Because these estimates are based on your contributions from Social Security payroll deductions, the SSA’s online benefits calculators are some of the most effective ways to estimate your retirement benefits. The highly variable factors in the calculations involve annual cost of living adjustments based on inflation and laws that could change before your retirement date.
Calculate Your Benefits Yourself
Calculating your Social Security benefits on your own is possible, and it involves a few different factors. First, you need your wage information, and you need to know how much money you’ve contributed to Social Security. You also need charts of indexing factors published by the SSA to determine how inflation impacts what you’ve earned and contributed in the past. Finally, you need a good idea of the age you plan to start requesting benefits.
Start by determining which 35 years of your income were the highest. It’s fine to estimate if you haven’t worked for 35 years yet. Then, multiply the income for each one of those years by the applicable indexing factor based on the year you plan on retiring. (This is adjusting each year’s income for inflation.) Next, add all 35 indexed years together. Divide that sum by 420 (35 years x 12 months) to come up with your average indexed monthly earnings (AIME).
Take that monthly number and apply the bend points to it. Social Security works so that people who earned the least during their working years get a higher percentage of their own average indexed monthly income than people who earned more. For example, if your AIME is $5,000, you might only receive a quarter of that, but if your AIME is $2,000, you may receive 80% of that. You get 90% of all money in your AIME up to the first bend point. Then, you get 32% of the money between the first and second bend points. Next, you earn 15% of the money after the second bend point. The sum of all those percentages is your estimate for monthly retirement benefits.
Why Estimate Your Social Security Benefits?
You’ll want to enter retirement with a plan about how you’ll pay for all of your expenses while you aren’t working. Understanding your Social Security benefits is one aspect of planning for retirement. If you understand how much money you’re likely to earn from your SSA benefits, you have a clearer path for planning how much money you need to earn from other investments to live the lifestyle you want in retirement.
Because Social Security deductions are based on the amount of money you earn, the only way to contribute more to Social Security is to earn more. However, other retirement savings accounts do allow for increasing contributions. You can also invest in appreciable assets, like real estate and stocks, to earn money during retirement.

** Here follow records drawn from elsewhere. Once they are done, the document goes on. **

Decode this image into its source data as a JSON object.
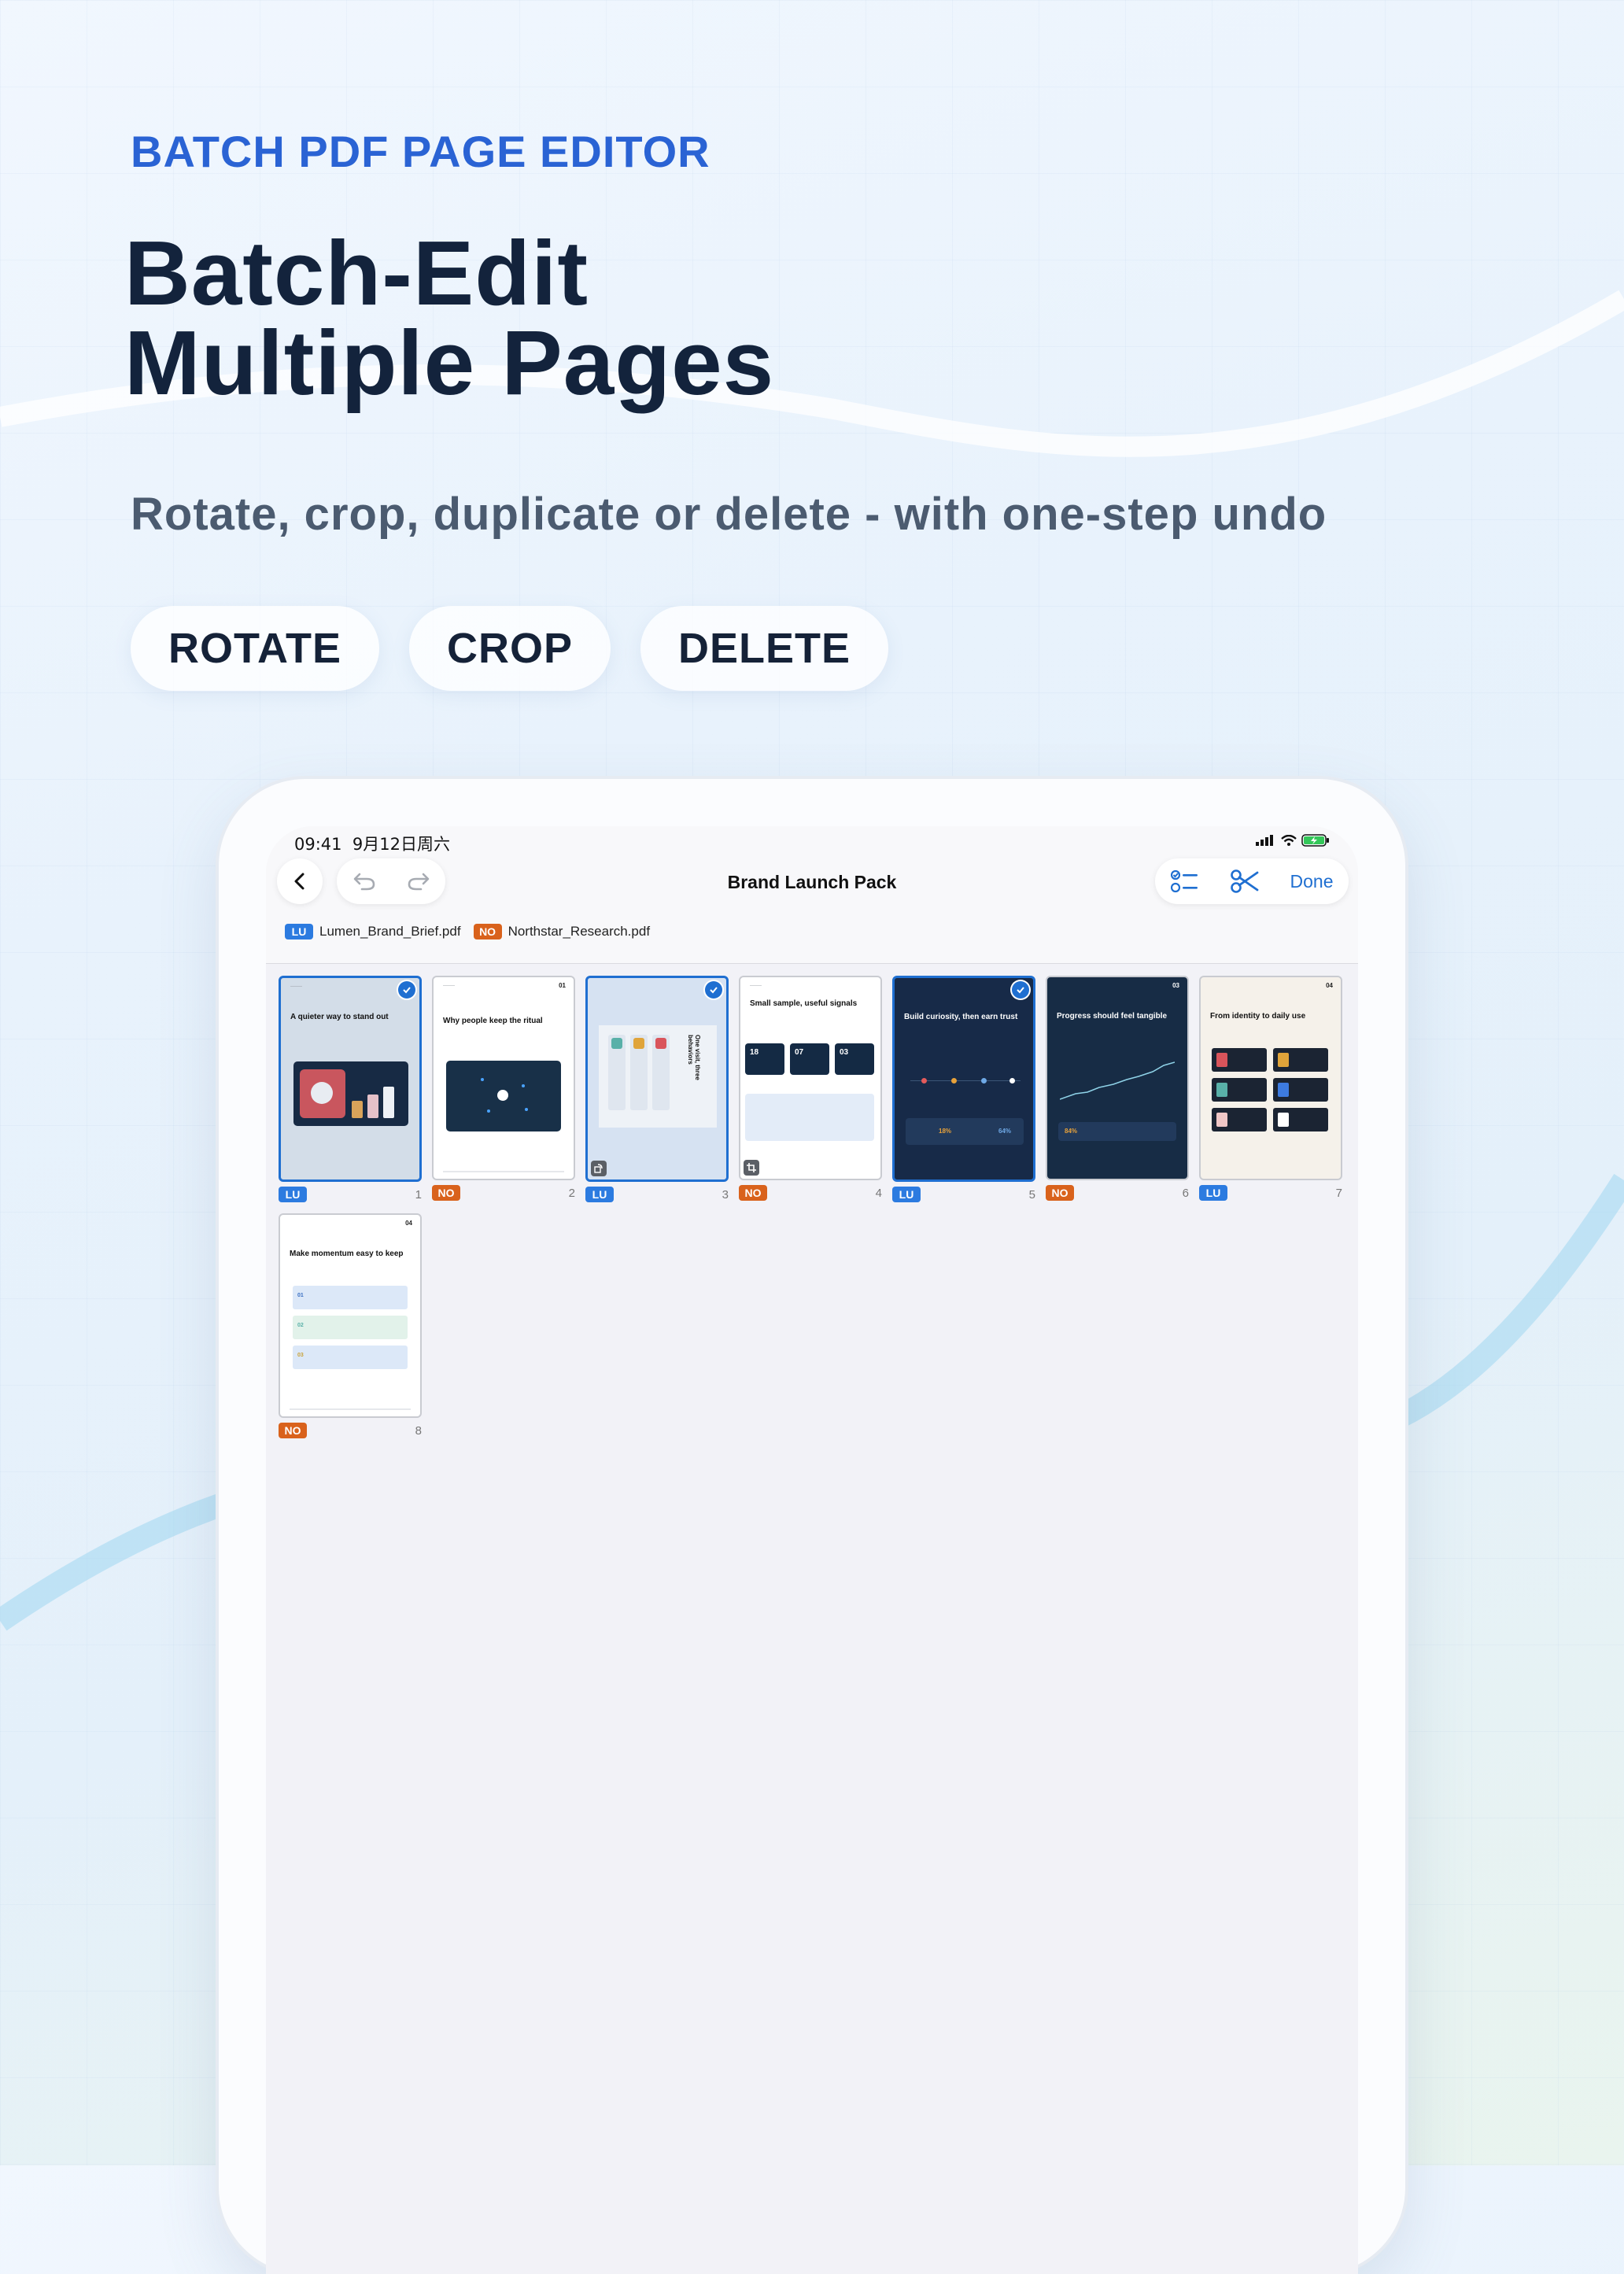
{
  "hero": {
    "eyebrow": "BATCH PDF PAGE EDITOR",
    "headline_line1": "Batch-Edit",
    "headline_line2": "Multiple Pages",
    "subtitle": "Rotate, crop, duplicate or delete - with one-step undo",
    "chips": [
      "ROTATE",
      "CROP",
      "DELETE"
    ]
  },
  "status_bar": {
    "time": "09:41",
    "date": "9月12日周六"
  },
  "toolbar": {
    "title": "Brand Launch Pack",
    "done_label": "Done"
  },
  "files": [
    {
      "tag": "LU",
      "name": "Lumen_Brand_Brief.pdf"
    },
    {
      "tag": "NO",
      "name": "Northstar_Research.pdf"
    }
  ],
  "pages": [
    {
      "num": "1",
      "tag": "LU",
      "selected": true,
      "title": "A quieter way to stand out"
    },
    {
      "num": "2",
      "tag": "NO",
      "selected": false,
      "title": "Why people keep the ritual",
      "page_no": "01"
    },
    {
      "num": "3",
      "tag": "LU",
      "selected": true,
      "title": "One visit, three behaviors",
      "op": "rotate"
    },
    {
      "num": "4",
      "tag": "NO",
      "selected": false,
      "title": "Small sample, useful signals",
      "stats": [
        "18",
        "07",
        "03"
      ],
      "op": "crop"
    },
    {
      "num": "5",
      "tag": "LU",
      "selected": true,
      "title": "Build curiosity, then earn trust",
      "values": [
        "18%",
        "64%"
      ]
    },
    {
      "num": "6",
      "tag": "NO",
      "selected": false,
      "title": "Progress should feel tangible",
      "page_no": "03",
      "value": "84%"
    },
    {
      "num": "7",
      "tag": "LU",
      "selected": false,
      "title": "From identity to daily use",
      "page_no": "04"
    },
    {
      "num": "8",
      "tag": "NO",
      "selected": false,
      "title": "Make momentum easy to keep",
      "page_no": "04",
      "steps": [
        "01",
        "02",
        "03"
      ]
    }
  ],
  "colors": {
    "accent": "#1f6fd1",
    "tag_lu": "#2c7be0",
    "tag_no": "#d9621c",
    "headline": "#13233c",
    "eyebrow": "#2a63d4"
  }
}
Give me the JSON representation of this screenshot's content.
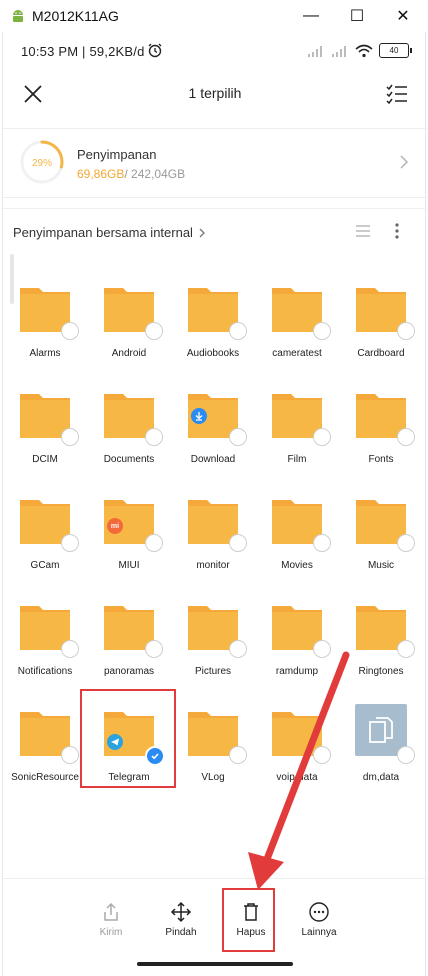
{
  "window": {
    "title": "M2012K11AG",
    "minimize": "—",
    "maximize": "☐",
    "close": "✕"
  },
  "statusbar": {
    "time": "10:53 PM | 59,2KB/d",
    "battery": "40"
  },
  "topbar": {
    "title": "1 terpilih"
  },
  "storage": {
    "percent_label": "29%",
    "percent": 0.29,
    "name": "Penyimpanan",
    "used": "69,86GB",
    "total": "/ 242,04GB"
  },
  "path": {
    "label": "Penyimpanan bersama internal"
  },
  "folders": [
    {
      "name": "Alarms"
    },
    {
      "name": "Android"
    },
    {
      "name": "Audiobooks"
    },
    {
      "name": "cameratest"
    },
    {
      "name": "Cardboard"
    },
    {
      "name": "DCIM"
    },
    {
      "name": "Documents"
    },
    {
      "name": "Download",
      "badge": "download-icon"
    },
    {
      "name": "Film"
    },
    {
      "name": "Fonts"
    },
    {
      "name": "GCam"
    },
    {
      "name": "MIUI",
      "badge": "miui-icon"
    },
    {
      "name": "monitor"
    },
    {
      "name": "Movies"
    },
    {
      "name": "Music"
    },
    {
      "name": "Notifications"
    },
    {
      "name": "panoramas"
    },
    {
      "name": "Pictures"
    },
    {
      "name": "ramdump"
    },
    {
      "name": "Ringtones"
    },
    {
      "name": "SonicResource"
    },
    {
      "name": "Telegram",
      "badge": "telegram-icon",
      "selected": true
    },
    {
      "name": "VLog"
    },
    {
      "name": "voip-data"
    },
    {
      "name": "dm,data",
      "type": "file"
    }
  ],
  "actions": {
    "send": "Kirim",
    "move": "Pindah",
    "delete": "Hapus",
    "more": "Lainnya"
  },
  "colors": {
    "folder": "#f7b744",
    "folder_tab": "#f4a93a",
    "accent": "#2a8bf2",
    "storage_ring": "#f3b646",
    "annotation_red": "#e23b3b"
  }
}
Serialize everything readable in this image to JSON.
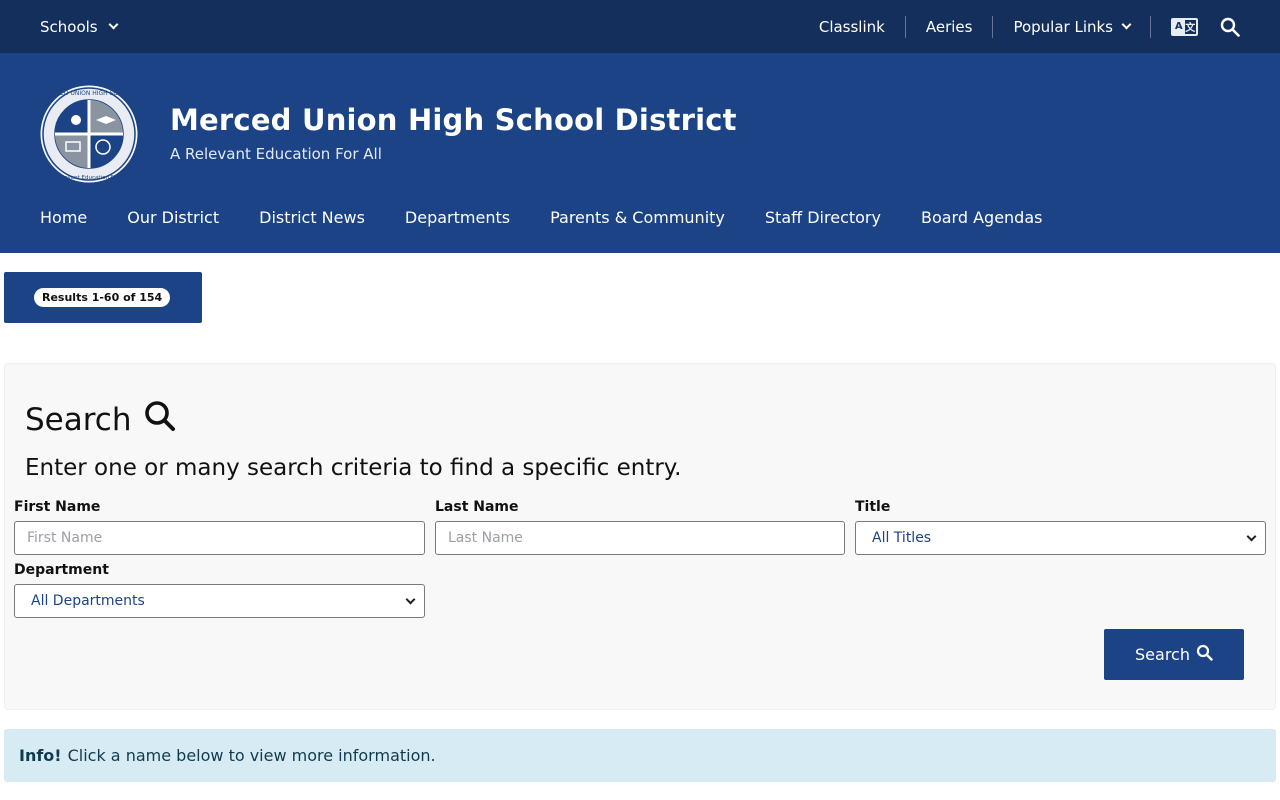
{
  "topbar": {
    "schools_label": "Schools",
    "links": [
      "Classlink",
      "Aeries",
      "Popular Links"
    ]
  },
  "header": {
    "title": "Merced Union High School District",
    "tagline": "A Relevant Education For All",
    "logo_ring_text": "MERCED UNION HIGH SCHOOL DISTRICT",
    "logo_bottom_text": "A Relevant Education For All"
  },
  "nav": {
    "items": [
      "Home",
      "Our District",
      "District News",
      "Departments",
      "Parents & Community",
      "Staff Directory",
      "Board Agendas"
    ]
  },
  "results": {
    "label": "Results 1-60 of 154"
  },
  "search": {
    "title": "Search",
    "subtitle": "Enter one or many search criteria to find a specific entry.",
    "first_name_label": "First Name",
    "first_name_placeholder": "First Name",
    "last_name_label": "Last Name",
    "last_name_placeholder": "Last Name",
    "title_label": "Title",
    "title_value": "All Titles",
    "department_label": "Department",
    "department_value": "All Departments",
    "button_label": "Search"
  },
  "info": {
    "strong": "Info!",
    "text": "Click a name below to view more information."
  },
  "colors": {
    "topbar": "#152f5c",
    "header": "#1c4386",
    "info_bg": "#d7ebf4"
  }
}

Estimating your Social Security benefits can also help you plan when to retire. In general, you earn more in monthly benefits the later you retire. You have the option of retiring at age 62. If Social Security benefits will be your sole or main source of retirement income, it’s very important to understand how much you’ll receive each month before deciding to retire. You may decide to continue working past age 62 to capitalize on the amount of Social Security you’ll receive.Social Security benefits aren’t guaranteed, and there’s no way to predict how drastically legal changes may impact what you’ll receive by the time you retire. Social Security benefits are one important method of earning money during retirement, but you should also look into other, more predictable, forms of investment to achieve financial security when you stop working.